Jacinta Maude (Australia)
Medium: Repurposed household linen, silk and cotton, organic materials, cotton thread
Size: 21 x 29cm
The work Latent explores traumatic memory through fragmentation and material traces. The artist is interested in traumatic memory and family secrets held tight and revealed as invisible psychological burdens.
Working with everyday materials commonly found in the family home, the artist has taken a swatch of linen, once a complete table-cloth tasked with protecting furniture from damage, and reduced it to a stained remnant. Like a sampler of residual marks, the work reveals tints like unhealed bruises endlessly appearing as well as acts of repair, outlines, cover ups, and spaces where something has been removed. The marks reflect the signs of something hidden and something new – pointing to a dynamic between obfuscation and outlines of healing. Elucidating an evocation of loss through the burden of secretes held tightly, the artist discovered a process of identification as a pathway towards potential resilience.
Maude is a multidiscipline artist, her practice combines painting, photography and the moving image to explore themes of traumatic memory and domesticity. Her inspiration is grounded in her daily experiences and she intertwines her role as mother and artist.
The eternal stress of time and the persistent need to do many things force her to exploit herself, and her role as a caregiver. Maude often shows herself in the work to ground it in reality and to reflect her frustration with socially constructed expectations of motherhood and feelings of failure if these constructed expectations are not met.
Maude uses basic domestic materials, ready-made, or repurposed – very often they are personal objects from her family home. She’ll capture her everyday activities on video, which she projects or places within installations.

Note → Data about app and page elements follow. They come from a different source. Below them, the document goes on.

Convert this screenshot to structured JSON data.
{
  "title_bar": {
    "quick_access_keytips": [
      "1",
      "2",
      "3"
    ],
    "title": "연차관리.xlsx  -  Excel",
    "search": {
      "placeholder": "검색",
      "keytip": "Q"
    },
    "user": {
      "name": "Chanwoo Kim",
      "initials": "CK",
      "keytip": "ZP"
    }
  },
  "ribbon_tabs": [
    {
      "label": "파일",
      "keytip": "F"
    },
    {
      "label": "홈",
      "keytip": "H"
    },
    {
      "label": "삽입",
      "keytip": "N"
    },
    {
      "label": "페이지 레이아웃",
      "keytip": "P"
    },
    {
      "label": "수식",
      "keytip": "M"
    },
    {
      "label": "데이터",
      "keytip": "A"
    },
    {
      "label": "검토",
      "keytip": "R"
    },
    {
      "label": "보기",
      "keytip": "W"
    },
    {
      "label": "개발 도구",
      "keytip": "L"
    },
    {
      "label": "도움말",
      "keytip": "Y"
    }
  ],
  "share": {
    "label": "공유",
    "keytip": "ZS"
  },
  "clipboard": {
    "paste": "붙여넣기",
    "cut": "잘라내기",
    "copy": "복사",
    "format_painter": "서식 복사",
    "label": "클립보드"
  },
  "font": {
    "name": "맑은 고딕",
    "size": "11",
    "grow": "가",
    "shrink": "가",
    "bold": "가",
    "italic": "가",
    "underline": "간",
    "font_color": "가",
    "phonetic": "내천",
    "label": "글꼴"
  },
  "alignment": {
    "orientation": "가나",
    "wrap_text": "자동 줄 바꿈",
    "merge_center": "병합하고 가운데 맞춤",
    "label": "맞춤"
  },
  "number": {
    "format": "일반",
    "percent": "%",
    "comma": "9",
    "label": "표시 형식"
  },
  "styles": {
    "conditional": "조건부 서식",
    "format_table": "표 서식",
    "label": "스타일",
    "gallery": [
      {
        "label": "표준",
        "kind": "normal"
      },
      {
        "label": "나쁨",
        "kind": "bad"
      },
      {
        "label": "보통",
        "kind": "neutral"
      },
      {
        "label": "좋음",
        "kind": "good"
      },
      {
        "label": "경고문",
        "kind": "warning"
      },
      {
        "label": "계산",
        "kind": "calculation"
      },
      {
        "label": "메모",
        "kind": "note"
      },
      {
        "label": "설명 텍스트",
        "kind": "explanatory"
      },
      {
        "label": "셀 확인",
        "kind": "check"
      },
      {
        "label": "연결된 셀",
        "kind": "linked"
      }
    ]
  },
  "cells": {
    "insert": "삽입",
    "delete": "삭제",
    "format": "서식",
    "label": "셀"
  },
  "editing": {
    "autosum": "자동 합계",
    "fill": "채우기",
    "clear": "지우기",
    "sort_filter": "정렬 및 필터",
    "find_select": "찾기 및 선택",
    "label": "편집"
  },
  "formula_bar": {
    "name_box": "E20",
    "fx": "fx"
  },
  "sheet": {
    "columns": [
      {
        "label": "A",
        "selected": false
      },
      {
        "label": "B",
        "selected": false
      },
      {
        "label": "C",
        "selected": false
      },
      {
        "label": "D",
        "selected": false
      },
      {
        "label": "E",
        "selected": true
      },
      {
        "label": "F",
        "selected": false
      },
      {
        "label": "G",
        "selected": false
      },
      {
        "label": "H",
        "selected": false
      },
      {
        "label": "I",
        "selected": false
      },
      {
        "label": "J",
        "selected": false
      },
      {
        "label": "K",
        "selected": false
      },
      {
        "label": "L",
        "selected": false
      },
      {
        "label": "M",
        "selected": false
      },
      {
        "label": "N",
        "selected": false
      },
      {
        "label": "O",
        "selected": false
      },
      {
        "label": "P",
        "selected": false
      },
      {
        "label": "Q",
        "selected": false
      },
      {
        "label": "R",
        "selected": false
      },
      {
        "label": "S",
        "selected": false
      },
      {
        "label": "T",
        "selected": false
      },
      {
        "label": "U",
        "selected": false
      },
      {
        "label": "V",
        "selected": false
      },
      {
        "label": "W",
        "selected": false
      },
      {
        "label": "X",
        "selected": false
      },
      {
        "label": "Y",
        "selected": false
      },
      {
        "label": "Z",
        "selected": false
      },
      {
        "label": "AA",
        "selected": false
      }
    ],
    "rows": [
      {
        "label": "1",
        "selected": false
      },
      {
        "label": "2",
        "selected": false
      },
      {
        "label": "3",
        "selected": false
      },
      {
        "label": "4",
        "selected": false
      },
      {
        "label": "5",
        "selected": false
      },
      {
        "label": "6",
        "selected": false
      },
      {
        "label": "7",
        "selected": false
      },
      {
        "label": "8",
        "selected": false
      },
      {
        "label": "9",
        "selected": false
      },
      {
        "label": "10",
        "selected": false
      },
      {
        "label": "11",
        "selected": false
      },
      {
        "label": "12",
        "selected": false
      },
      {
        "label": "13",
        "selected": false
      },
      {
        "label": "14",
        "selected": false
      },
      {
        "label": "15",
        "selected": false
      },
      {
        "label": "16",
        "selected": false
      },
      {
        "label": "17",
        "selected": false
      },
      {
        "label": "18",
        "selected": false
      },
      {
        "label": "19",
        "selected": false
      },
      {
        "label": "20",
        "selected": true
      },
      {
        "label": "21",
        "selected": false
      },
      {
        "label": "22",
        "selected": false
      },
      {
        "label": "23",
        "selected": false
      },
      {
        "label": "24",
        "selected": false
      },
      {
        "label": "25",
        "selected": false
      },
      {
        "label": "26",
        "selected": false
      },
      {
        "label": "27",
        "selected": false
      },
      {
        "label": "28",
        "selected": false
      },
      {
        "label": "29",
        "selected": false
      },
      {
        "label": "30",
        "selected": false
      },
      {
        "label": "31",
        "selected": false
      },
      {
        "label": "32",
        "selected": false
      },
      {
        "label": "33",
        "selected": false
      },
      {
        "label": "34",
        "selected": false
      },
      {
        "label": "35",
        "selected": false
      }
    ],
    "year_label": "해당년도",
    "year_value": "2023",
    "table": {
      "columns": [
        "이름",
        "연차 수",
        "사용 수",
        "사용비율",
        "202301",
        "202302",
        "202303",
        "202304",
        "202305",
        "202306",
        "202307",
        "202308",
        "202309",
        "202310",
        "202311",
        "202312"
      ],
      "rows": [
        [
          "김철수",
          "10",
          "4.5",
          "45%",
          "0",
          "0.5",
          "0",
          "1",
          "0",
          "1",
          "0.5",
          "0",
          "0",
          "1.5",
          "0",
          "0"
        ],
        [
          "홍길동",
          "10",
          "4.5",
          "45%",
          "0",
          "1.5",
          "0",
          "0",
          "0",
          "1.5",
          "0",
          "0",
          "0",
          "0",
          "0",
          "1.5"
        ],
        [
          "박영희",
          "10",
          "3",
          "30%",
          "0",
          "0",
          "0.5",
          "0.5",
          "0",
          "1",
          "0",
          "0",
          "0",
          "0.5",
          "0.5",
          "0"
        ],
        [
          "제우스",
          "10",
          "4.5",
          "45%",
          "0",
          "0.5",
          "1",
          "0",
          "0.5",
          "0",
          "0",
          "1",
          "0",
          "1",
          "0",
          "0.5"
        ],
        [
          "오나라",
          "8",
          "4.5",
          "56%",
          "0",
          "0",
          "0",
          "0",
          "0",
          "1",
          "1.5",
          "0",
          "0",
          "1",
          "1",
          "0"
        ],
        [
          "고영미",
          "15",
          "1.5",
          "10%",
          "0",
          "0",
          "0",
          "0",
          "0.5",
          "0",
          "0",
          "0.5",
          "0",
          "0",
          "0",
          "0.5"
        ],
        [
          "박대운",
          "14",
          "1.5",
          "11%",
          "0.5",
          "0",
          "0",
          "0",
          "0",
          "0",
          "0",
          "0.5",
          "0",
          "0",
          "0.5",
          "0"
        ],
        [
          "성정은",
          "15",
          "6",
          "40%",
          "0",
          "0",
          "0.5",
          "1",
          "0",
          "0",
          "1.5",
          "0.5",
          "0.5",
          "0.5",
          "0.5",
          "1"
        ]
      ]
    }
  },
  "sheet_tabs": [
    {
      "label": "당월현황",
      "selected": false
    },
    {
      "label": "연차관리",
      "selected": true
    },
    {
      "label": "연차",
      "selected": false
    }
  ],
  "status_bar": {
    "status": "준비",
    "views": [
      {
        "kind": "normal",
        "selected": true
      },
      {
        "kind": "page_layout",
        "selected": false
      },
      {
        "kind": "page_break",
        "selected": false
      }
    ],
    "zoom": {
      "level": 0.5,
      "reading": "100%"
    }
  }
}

Her works are concerned with psychological burden. She uses mundane, everyday domestic chores as a reference for the often-invisible mental load carried with care giving and traumatic memory. The overwhelming, repetitive physicality of the everyday acts are shown through slow motion, looped footage projected onto household objects such as an up-turned table. She includes jarring sound recordings taken from her home – the washing machine on spin cycle, the motor whirring and clicking to a halt plays while dirty washing lays on the floor in a piled heap. Recently the artist has incorporated remnants of soiled household linen into her practice to explore the notion of repair and resilience.